━━━ Extracted records ━━━

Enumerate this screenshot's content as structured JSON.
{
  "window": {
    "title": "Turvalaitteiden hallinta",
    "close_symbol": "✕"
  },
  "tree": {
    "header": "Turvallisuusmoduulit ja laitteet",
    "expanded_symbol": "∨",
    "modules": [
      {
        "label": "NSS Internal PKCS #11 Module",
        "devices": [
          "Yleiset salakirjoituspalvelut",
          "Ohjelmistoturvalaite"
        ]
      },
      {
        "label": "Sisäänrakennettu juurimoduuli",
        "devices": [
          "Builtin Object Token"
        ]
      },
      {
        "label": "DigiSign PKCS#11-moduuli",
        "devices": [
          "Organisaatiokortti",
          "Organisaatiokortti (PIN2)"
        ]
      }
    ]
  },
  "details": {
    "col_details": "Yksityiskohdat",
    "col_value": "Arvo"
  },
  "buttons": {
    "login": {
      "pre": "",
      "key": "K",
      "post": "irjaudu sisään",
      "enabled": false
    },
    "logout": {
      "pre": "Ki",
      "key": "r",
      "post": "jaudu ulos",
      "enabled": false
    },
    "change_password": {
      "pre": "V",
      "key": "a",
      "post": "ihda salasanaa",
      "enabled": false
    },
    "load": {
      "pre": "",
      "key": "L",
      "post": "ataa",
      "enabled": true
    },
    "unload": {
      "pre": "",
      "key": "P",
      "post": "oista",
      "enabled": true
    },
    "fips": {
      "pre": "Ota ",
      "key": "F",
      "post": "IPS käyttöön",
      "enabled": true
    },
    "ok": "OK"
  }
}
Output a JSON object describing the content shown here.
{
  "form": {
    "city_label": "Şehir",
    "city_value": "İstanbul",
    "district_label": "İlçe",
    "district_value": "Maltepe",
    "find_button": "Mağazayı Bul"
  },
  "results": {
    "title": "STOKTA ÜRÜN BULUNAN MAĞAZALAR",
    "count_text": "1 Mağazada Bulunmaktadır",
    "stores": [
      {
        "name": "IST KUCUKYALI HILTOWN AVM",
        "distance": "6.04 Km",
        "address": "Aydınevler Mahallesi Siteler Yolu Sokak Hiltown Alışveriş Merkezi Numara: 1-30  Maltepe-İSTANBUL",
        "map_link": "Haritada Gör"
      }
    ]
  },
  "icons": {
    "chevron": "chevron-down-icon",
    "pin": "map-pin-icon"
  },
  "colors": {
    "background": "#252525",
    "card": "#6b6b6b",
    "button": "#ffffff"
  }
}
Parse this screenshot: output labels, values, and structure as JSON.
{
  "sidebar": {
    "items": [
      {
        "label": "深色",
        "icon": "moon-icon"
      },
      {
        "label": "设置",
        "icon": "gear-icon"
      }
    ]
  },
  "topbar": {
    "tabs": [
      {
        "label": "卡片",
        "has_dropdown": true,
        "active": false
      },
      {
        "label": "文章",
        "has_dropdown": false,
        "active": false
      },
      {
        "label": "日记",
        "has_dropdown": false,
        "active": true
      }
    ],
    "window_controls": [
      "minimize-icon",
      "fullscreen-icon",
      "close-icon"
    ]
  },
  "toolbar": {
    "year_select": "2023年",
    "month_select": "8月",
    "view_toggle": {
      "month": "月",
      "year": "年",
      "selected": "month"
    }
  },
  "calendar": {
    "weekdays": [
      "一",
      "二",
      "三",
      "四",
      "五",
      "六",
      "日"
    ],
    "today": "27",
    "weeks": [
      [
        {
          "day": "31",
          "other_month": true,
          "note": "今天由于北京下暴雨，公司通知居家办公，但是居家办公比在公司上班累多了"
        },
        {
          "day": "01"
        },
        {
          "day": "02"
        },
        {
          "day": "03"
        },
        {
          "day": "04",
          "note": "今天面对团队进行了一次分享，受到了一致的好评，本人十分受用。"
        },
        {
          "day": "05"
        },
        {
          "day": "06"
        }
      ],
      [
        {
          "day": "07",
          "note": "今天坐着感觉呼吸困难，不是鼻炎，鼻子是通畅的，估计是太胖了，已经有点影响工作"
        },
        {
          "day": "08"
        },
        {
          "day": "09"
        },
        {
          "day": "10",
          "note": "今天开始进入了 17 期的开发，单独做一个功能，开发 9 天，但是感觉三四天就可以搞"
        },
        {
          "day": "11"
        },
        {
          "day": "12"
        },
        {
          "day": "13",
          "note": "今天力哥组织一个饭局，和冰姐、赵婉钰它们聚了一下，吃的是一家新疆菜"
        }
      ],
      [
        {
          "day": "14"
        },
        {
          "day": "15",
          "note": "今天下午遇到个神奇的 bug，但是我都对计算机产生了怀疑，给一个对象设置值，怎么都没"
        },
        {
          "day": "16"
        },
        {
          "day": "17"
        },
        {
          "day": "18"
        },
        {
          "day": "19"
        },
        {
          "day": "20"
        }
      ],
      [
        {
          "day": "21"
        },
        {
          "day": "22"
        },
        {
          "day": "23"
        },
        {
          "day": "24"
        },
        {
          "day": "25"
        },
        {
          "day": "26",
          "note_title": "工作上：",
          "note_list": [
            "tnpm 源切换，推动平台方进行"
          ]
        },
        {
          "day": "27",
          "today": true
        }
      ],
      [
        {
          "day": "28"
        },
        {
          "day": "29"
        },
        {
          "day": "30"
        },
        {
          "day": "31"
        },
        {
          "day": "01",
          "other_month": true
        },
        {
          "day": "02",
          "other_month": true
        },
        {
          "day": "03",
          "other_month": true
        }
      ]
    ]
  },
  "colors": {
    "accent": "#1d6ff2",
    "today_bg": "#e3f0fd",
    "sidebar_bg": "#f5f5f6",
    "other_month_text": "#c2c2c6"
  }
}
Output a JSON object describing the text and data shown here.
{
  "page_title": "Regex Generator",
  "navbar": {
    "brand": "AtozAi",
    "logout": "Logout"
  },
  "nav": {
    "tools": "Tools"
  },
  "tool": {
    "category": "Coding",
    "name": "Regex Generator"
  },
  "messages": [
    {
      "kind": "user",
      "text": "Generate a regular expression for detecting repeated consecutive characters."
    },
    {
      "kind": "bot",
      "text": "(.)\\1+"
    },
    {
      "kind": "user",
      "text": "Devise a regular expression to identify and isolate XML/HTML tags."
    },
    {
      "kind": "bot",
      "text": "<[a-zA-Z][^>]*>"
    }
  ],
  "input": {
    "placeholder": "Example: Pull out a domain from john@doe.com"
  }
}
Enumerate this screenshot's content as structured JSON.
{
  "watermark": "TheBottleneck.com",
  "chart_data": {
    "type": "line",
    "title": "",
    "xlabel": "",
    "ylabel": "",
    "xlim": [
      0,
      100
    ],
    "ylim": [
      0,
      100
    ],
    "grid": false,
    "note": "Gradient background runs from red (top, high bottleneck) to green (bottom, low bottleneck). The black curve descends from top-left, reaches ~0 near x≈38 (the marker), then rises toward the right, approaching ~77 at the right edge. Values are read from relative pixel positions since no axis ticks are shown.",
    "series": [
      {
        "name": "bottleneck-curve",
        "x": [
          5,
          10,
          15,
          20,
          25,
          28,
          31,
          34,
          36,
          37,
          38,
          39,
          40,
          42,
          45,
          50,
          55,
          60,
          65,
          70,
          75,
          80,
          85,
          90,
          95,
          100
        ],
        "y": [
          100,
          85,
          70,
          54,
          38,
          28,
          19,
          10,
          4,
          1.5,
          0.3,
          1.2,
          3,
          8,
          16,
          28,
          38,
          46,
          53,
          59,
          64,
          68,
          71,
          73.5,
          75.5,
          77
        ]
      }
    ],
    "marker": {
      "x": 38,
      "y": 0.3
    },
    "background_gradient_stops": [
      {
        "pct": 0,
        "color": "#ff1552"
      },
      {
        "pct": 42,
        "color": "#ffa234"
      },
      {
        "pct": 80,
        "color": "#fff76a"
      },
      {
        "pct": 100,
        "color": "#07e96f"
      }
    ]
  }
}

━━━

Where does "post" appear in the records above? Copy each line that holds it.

### Output below
      "post": "irjaudu sisään",
      "post": "jaudu ulos",
      "post": "ihda salasanaa",
      "post": "ataa",
      "post": "oista",
      "post": "IPS käyttöön",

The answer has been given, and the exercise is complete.